EXERCISE INSTRUCTIONS -
Return every line of the data that contains the string "time".

SUPPLIED MATERIAL -

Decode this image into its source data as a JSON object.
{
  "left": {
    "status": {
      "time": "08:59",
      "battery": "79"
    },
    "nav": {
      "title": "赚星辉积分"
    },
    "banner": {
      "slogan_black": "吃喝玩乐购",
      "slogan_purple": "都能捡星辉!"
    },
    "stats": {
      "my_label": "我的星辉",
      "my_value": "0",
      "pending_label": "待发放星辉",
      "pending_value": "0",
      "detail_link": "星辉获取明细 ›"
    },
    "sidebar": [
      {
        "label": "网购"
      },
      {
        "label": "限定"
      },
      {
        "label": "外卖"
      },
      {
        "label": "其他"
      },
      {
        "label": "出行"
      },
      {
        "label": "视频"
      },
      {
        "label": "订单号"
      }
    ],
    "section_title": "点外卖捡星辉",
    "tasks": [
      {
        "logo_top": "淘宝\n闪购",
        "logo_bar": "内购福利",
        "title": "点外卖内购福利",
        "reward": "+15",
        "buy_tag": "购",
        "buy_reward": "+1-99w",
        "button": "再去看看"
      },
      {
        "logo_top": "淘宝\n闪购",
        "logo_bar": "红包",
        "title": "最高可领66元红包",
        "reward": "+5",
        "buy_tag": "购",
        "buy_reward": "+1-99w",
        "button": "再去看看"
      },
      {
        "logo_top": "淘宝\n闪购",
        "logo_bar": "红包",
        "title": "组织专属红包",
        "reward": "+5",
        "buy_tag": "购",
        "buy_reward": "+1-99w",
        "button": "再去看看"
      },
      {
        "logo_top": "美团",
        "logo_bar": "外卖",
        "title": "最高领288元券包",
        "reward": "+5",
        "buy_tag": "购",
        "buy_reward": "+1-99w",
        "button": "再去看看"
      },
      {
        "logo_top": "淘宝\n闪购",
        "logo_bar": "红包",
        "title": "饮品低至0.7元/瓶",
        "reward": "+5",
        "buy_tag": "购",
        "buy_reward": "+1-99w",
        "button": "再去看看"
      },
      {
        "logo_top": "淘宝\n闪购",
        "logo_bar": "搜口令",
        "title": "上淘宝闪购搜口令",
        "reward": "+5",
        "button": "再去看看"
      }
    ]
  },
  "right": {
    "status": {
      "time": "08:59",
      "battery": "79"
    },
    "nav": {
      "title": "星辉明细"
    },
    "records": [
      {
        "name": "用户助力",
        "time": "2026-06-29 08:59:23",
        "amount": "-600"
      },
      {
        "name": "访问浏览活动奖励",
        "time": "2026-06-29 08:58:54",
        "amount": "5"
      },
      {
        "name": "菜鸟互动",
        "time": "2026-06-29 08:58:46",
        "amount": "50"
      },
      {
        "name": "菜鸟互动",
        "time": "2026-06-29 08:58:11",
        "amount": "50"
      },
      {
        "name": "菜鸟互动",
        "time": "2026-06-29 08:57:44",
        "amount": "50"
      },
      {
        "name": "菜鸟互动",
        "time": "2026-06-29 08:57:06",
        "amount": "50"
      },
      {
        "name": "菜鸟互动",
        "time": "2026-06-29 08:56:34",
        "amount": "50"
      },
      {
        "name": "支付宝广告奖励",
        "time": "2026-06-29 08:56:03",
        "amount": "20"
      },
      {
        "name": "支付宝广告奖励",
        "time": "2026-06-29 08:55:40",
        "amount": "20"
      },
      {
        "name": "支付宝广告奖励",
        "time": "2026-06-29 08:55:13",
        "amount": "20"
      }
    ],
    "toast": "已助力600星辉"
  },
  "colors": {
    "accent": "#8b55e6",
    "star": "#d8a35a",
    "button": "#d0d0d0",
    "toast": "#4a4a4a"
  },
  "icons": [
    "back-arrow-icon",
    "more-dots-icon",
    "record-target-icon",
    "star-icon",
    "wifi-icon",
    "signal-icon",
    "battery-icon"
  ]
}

WRITTEN RESPONSE -
      "time": "08:59",
      "time": "08:59",
        "time": "2026-06-29 08:59:23",
        "time": "2026-06-29 08:58:54",
        "time": "2026-06-29 08:58:46",
        "time": "2026-06-29 08:58:11",
        "time": "2026-06-29 08:57:44",
        "time": "2026-06-29 08:57:06",
        "time": "2026-06-29 08:56:34",
        "time": "2026-06-29 08:56:03",
        "time": "2026-06-29 08:55:40",
        "time": "2026-06-29 08:55:13",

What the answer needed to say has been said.